This symposium will provide a venue for presentations regarding the use of coherent diffraction
imaging techniques (x-ray and electron diffraction imaging, ptychography, holography) and phase contrast imaging
techniques for high-resolution characterization in all classes of materials. Additionally, modeling and simulation
methods that are relevant to nanoscale imaging techniques will be included.
Background and Rationale:
A high degree of spatial coherence is an attractive property in x-ray and electron beams. Those from modern
synchrotrons and electron microscopes have enabled the development of novel imaging methods. In some cases,
these imaging methods provide resolution beyond that achieved with optics and can also provide remarkable
sensitivity to a variety of contrast mechanisms.
The two methods that will be the focus of this symposium are coherent diffractive imaging (CDI) and phase contrast
imaging (PCI) with both x-rays and electrons. Both explicitly take advantage of the coherence properties of the
incident beams. CDI has rapidly advanced in the last twenty years to allow characterization of a broad range of
materials, including nanoparticles, strained crystals, biomaterials and cells. PCI has been widely employed in
dynamics and engineering studies of materials, geophysics, medicine and biology. Various techniques making use
of both x-rays and electrons have been developed that provide unique characterization abilities such as three dimensional strain mapping and non-destructive three-dimensional quantitative tomographic imaging.
Increasingly, materials modeling at the atomistic and continuum scales is being used in conjunction with these
imaging techniques to enhance their capability. Such combined imaging and modeling methods include building
experimentally informed models, which are in turn used to make predictions at spatio-temporal scales inaccessible
to the imaging technique, and the use of deep learning algorithms trained on synthetic data. These pre-trained deep
learning algorithms are being used to improve the quality of acquired x-ray data, reduce experimental measurement
times and also reduce compute time required to recover 3D images from raw data.
Finally, as the new 4th generation x-ray light sources (Diffraction Limited Storage Ring or DSLR) come online
around the world such as the ESRF in France or APS in Argonne National Laboratory, these brilliant and coherent
x-ray sources will become increasingly important and applicable to those wanting to understand materials behaviors
at the mesoscale to nanometer scale.
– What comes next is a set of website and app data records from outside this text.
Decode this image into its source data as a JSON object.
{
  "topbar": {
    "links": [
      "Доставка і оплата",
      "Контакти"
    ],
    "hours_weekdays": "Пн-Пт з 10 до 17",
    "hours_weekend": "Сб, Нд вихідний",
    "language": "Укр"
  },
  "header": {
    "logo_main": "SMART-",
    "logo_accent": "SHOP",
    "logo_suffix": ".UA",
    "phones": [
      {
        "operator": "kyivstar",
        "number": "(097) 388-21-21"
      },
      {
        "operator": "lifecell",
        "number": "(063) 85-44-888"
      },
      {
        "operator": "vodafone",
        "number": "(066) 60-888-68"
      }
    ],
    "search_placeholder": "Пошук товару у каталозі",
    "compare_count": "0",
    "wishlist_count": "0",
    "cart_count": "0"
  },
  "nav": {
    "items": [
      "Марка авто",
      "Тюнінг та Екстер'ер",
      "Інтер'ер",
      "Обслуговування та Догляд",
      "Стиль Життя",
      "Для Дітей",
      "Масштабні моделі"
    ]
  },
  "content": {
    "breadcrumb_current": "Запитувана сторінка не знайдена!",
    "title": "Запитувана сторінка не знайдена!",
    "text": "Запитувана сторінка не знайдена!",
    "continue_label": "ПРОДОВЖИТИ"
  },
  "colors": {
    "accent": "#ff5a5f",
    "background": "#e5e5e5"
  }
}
Our 2023 symposium will have a special session dedicated to imaging
experiments at these exciting new sources and their applications to materials.
Areas of interest include, but are not limited to:
(1). All x-ray based techniques including Bragg CDI, Fresnel CDI, ptychographic CDI, propagation phase contrast
imaging, interferometry imaging, and analyzer based phase-contrast imaging
(2). All electron based techniques including ptychography and electron CDI
(3). Computational and simulation efforts with overlap in high resolution imaging.
(4). Big data analytics and machine learning methods to accelerate data abstraction and improve image quality
(5). All structural and functional materials systems needing high resolution imaging
(6). Industrial applications
(7.) Development of new techniques and new sources